##### Entries provided

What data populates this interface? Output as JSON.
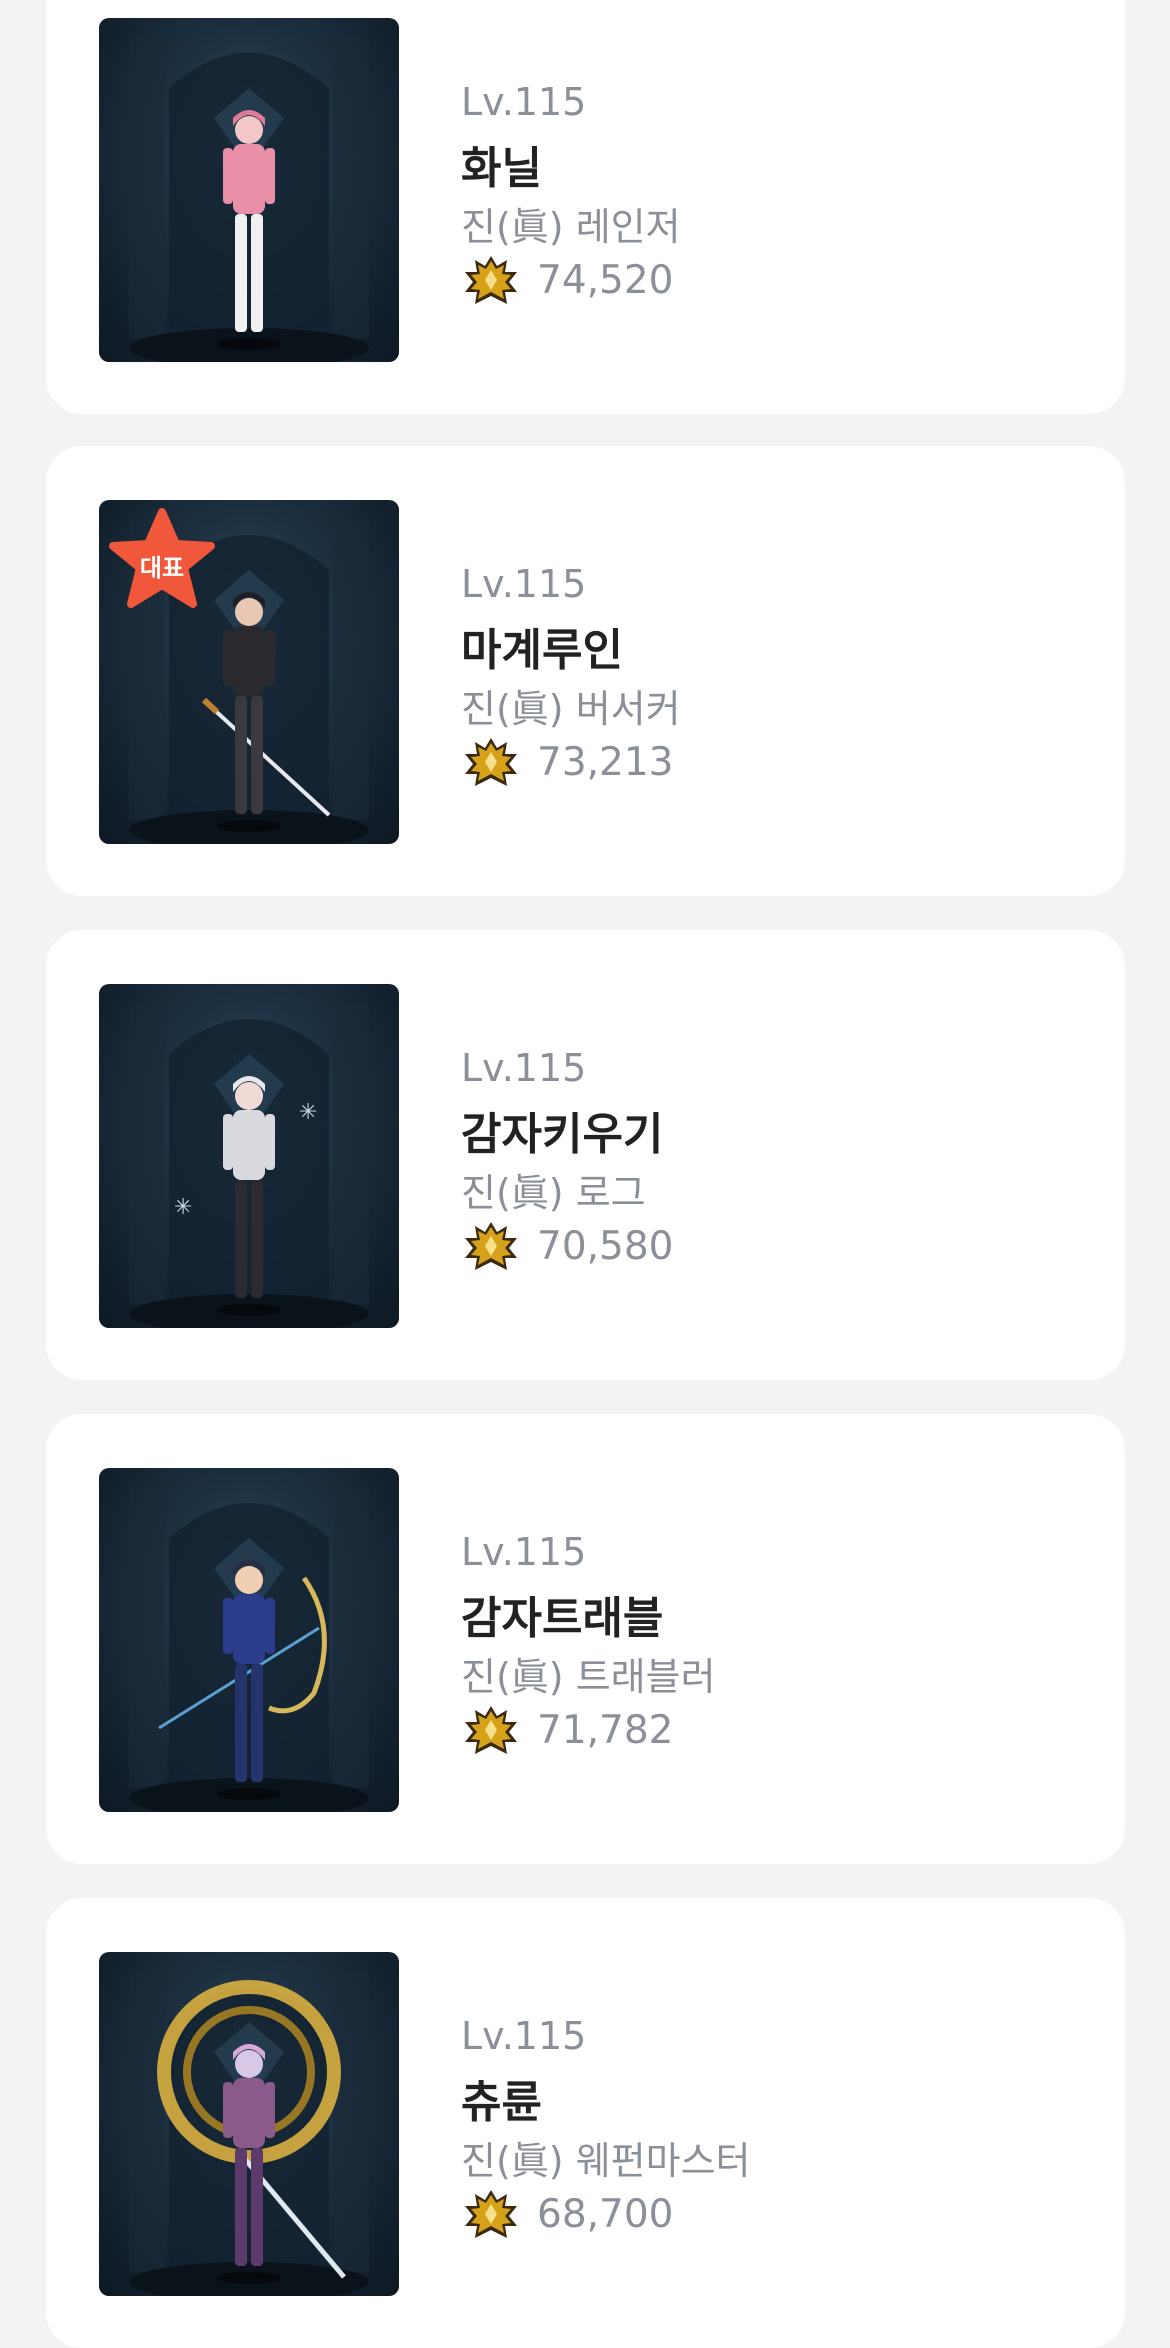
{
  "characters": [
    {
      "level": "Lv.115",
      "name": "화닐",
      "job": "진(眞) 레인저",
      "power": "74,520",
      "representative": false
    },
    {
      "level": "Lv.115",
      "name": "마계루인",
      "job": "진(眞) 버서커",
      "power": "73,213",
      "representative": true,
      "badge": "대표"
    },
    {
      "level": "Lv.115",
      "name": "감자키우기",
      "job": "진(眞) 로그",
      "power": "70,580",
      "representative": false
    },
    {
      "level": "Lv.115",
      "name": "감자트래블",
      "job": "진(眞) 트래블러",
      "power": "71,782",
      "representative": false
    },
    {
      "level": "Lv.115",
      "name": "츄륜",
      "job": "진(眞) 웨펀마스터",
      "power": "68,700",
      "representative": false
    }
  ],
  "colors": {
    "background": "#f2f3f5",
    "card": "#ffffff",
    "name": "#222222",
    "secondary": "#8a8f98",
    "badge": "#f0573b",
    "power_icon": "#d6a21a"
  },
  "icons": {
    "power": "crest-icon",
    "badge": "star-badge-icon"
  }
}
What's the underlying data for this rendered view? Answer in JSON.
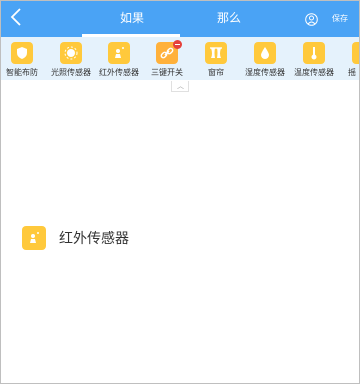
{
  "header": {
    "tabs": [
      {
        "label": "如果"
      },
      {
        "label": "那么"
      }
    ],
    "save_label": "保存",
    "accent_color": "#4aa3f5"
  },
  "devices": [
    {
      "label": "智能布防",
      "icon": "shield-icon"
    },
    {
      "label": "光照传感器",
      "icon": "sun-icon"
    },
    {
      "label": "红外传感器",
      "icon": "person-infrared-icon"
    },
    {
      "label": "三键开关",
      "icon": "link-switch-icon"
    },
    {
      "label": "窗帘",
      "icon": "curtain-icon"
    },
    {
      "label": "湿度传感器",
      "icon": "droplet-icon"
    },
    {
      "label": "温度传感器",
      "icon": "thermometer-icon"
    },
    {
      "label": "摇",
      "icon": "partial-icon"
    }
  ],
  "collapse_glyph": "︿",
  "selected": {
    "label": "红外传感器",
    "icon": "person-infrared-icon"
  }
}
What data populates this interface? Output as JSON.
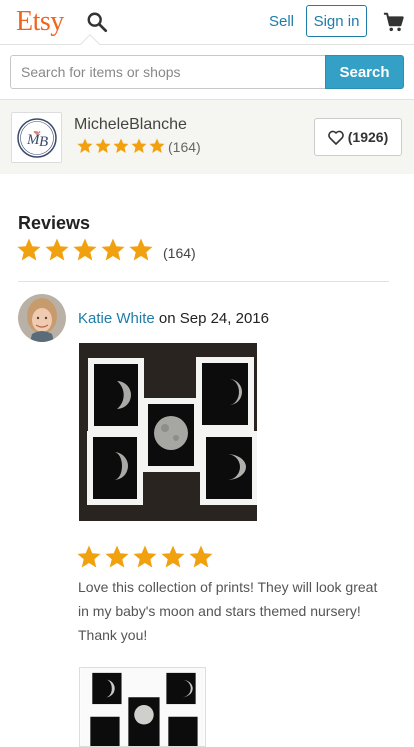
{
  "header": {
    "logo": "Etsy",
    "sell_label": "Sell",
    "signin_label": "Sign in"
  },
  "search": {
    "placeholder": "Search for items or shops",
    "button_label": "Search"
  },
  "shop": {
    "name": "MicheleBlanche",
    "logo_text": "MB",
    "rating_count": "(164)",
    "favorites_label": "(1926)"
  },
  "reviews": {
    "title": "Reviews",
    "count": "(164)",
    "rating": 5,
    "items": [
      {
        "reviewer": "Katie White",
        "on_label": " on ",
        "date": "Sep 24, 2016",
        "rating": 5,
        "text": "Love this collection of prints! They will look great in my baby's moon and stars themed nursery! Thank you!"
      }
    ]
  },
  "colors": {
    "brand": "#f1641e",
    "link": "#1f7ca8",
    "search_button": "#34a0c5",
    "star": "#f1a10f"
  },
  "icons": [
    "search-icon",
    "cart-icon",
    "heart-icon",
    "star-icon"
  ]
}
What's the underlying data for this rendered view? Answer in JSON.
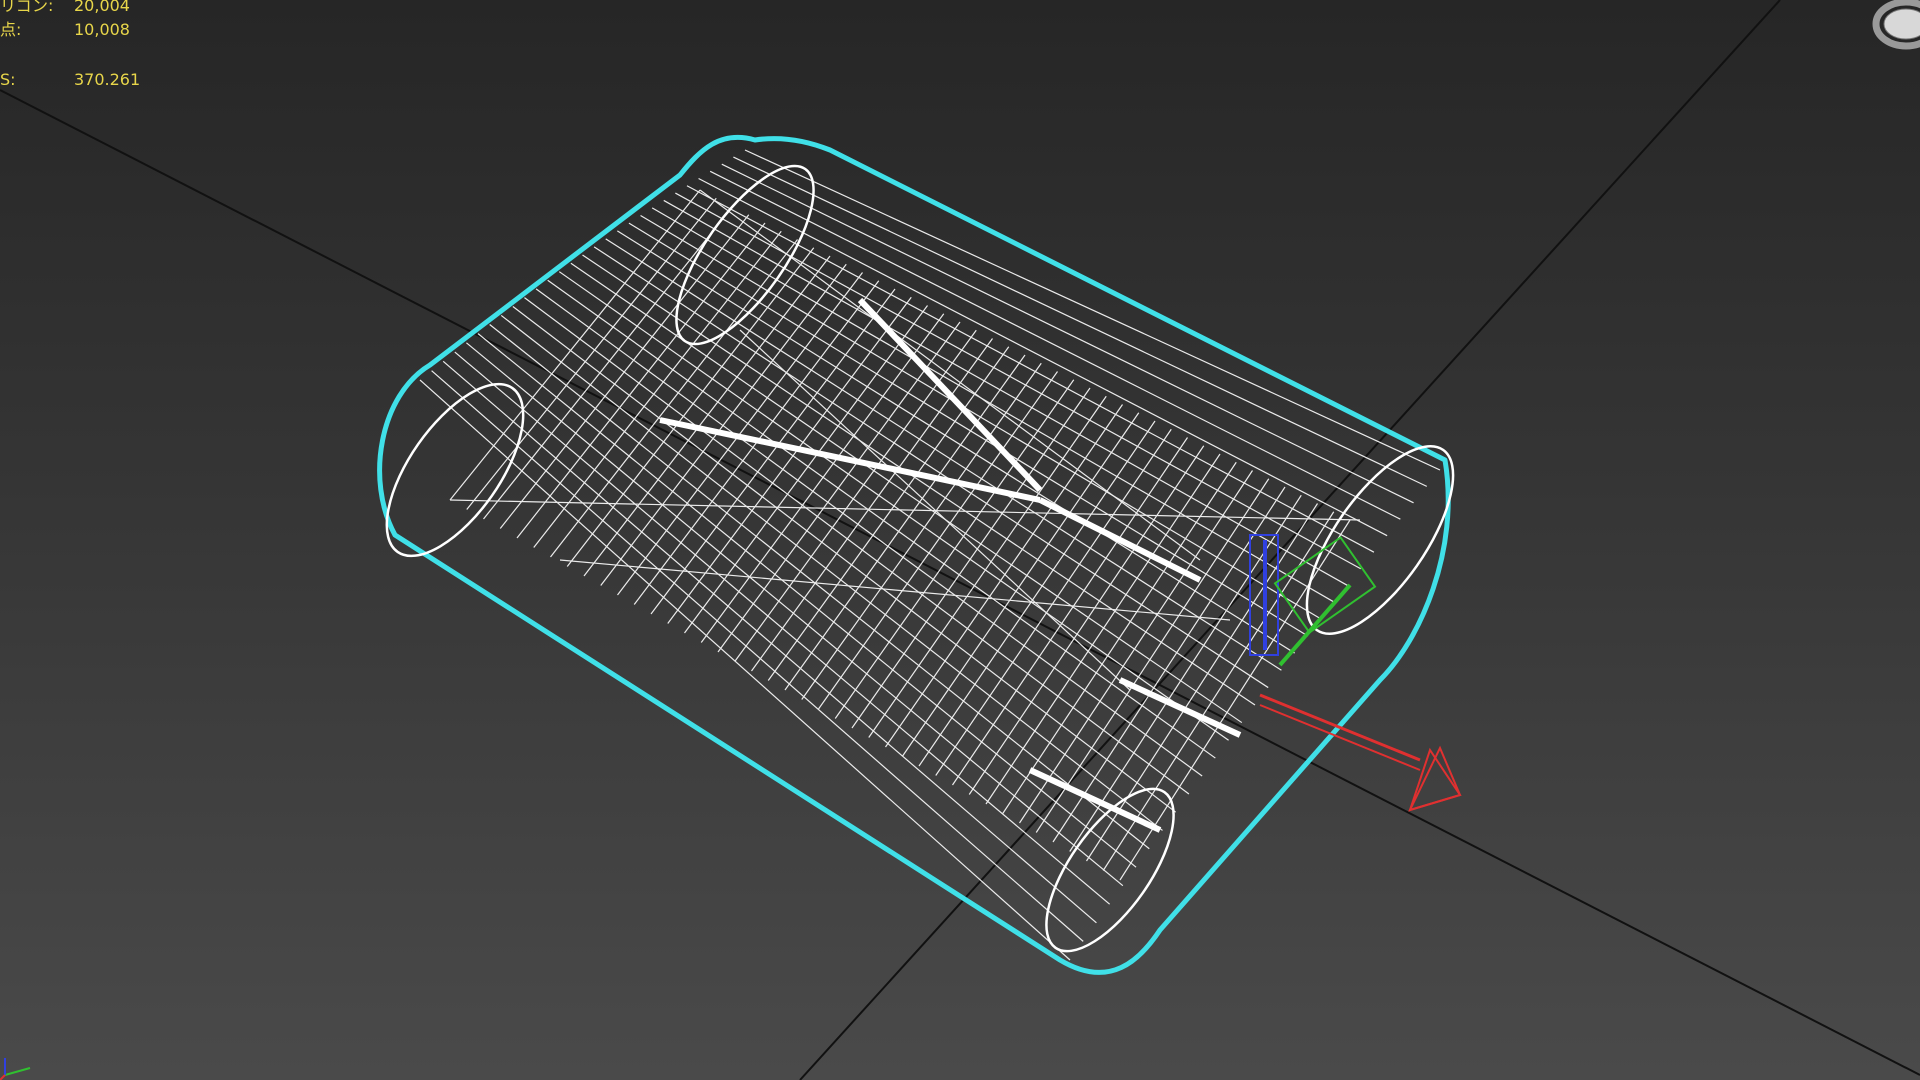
{
  "viewport": {
    "stats": {
      "polygons_label": "リゴン:",
      "polygons_value": "20,004",
      "vertices_label": "点:",
      "vertices_value": "10,008",
      "fps_label": "S:",
      "fps_value": "370.261"
    },
    "display_mode": "wireframe",
    "selection_color": "#40e0e8",
    "wire_color": "#ffffff",
    "grid_color": "#111111"
  },
  "gizmo": {
    "x_color": "#e03030",
    "y_color": "#30c030",
    "z_color": "#3040e0"
  },
  "icons": {
    "viewcube": "viewcube-icon",
    "axis_tripod": "axis-tripod-icon"
  }
}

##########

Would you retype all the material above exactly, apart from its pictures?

Exercise answer:
What data populates this interface? Output as JSON.
{
  "characters": [
    {
      "level": "Lv.115",
      "name": "화닐",
      "job": "진(眞) 레인저",
      "power": "74,520",
      "representative": false
    },
    {
      "level": "Lv.115",
      "name": "마계루인",
      "job": "진(眞) 버서커",
      "power": "73,213",
      "representative": true,
      "badge": "대표"
    },
    {
      "level": "Lv.115",
      "name": "감자키우기",
      "job": "진(眞) 로그",
      "power": "70,580",
      "representative": false
    },
    {
      "level": "Lv.115",
      "name": "감자트래블",
      "job": "진(眞) 트래블러",
      "power": "71,782",
      "representative": false
    },
    {
      "level": "Lv.115",
      "name": "츄륜",
      "job": "진(眞) 웨펀마스터",
      "power": "68,700",
      "representative": false
    }
  ],
  "colors": {
    "background": "#f2f3f5",
    "card": "#ffffff",
    "name": "#222222",
    "secondary": "#8a8f98",
    "badge": "#f0573b",
    "power_icon": "#d6a21a"
  },
  "icons": {
    "power": "crest-icon",
    "badge": "star-badge-icon"
  }
}
What's the underlying data for this rendered view? Answer in JSON.
{
  "header": {
    "tabs": [
      {
        "label": "如果"
      },
      {
        "label": "那么"
      }
    ],
    "save_label": "保存",
    "accent_color": "#4aa3f5"
  },
  "devices": [
    {
      "label": "智能布防",
      "icon": "shield-icon"
    },
    {
      "label": "光照传感器",
      "icon": "sun-icon"
    },
    {
      "label": "红外传感器",
      "icon": "person-infrared-icon"
    },
    {
      "label": "三键开关",
      "icon": "link-switch-icon"
    },
    {
      "label": "窗帘",
      "icon": "curtain-icon"
    },
    {
      "label": "湿度传感器",
      "icon": "droplet-icon"
    },
    {
      "label": "温度传感器",
      "icon": "thermometer-icon"
    },
    {
      "label": "摇",
      "icon": "partial-icon"
    }
  ],
  "collapse_glyph": "︿",
  "selected": {
    "label": "红外传感器",
    "icon": "person-infrared-icon"
  }
}
What data populates this interface? Output as JSON.
{
  "header": {
    "logo": "Etsy",
    "sell_label": "Sell",
    "signin_label": "Sign in"
  },
  "search": {
    "placeholder": "Search for items or shops",
    "button_label": "Search"
  },
  "shop": {
    "name": "MicheleBlanche",
    "logo_text": "MB",
    "rating_count": "(164)",
    "favorites_label": "(1926)"
  },
  "reviews": {
    "title": "Reviews",
    "count": "(164)",
    "rating": 5,
    "items": [
      {
        "reviewer": "Katie White",
        "on_label": " on ",
        "date": "Sep 24, 2016",
        "rating": 5,
        "text": "Love this collection of prints! They will look great in my baby's moon and stars themed nursery! Thank you!"
      }
    ]
  },
  "colors": {
    "brand": "#f1641e",
    "link": "#1f7ca8",
    "search_button": "#34a0c5",
    "star": "#f1a10f"
  },
  "icons": [
    "search-icon",
    "cart-icon",
    "heart-icon",
    "star-icon"
  ]
}
What's the underlying data for this rendered view? Answer in JSON.
{
  "viewport": {
    "stats": {
      "polygons_label": "リゴン:",
      "polygons_value": "20,004",
      "vertices_label": "点:",
      "vertices_value": "10,008",
      "fps_label": "S:",
      "fps_value": "370.261"
    },
    "display_mode": "wireframe",
    "selection_color": "#40e0e8",
    "wire_color": "#ffffff",
    "grid_color": "#111111"
  },
  "gizmo": {
    "x_color": "#e03030",
    "y_color": "#30c030",
    "z_color": "#3040e0"
  },
  "icons": {
    "viewcube": "viewcube-icon",
    "axis_tripod": "axis-tripod-icon"
  }
}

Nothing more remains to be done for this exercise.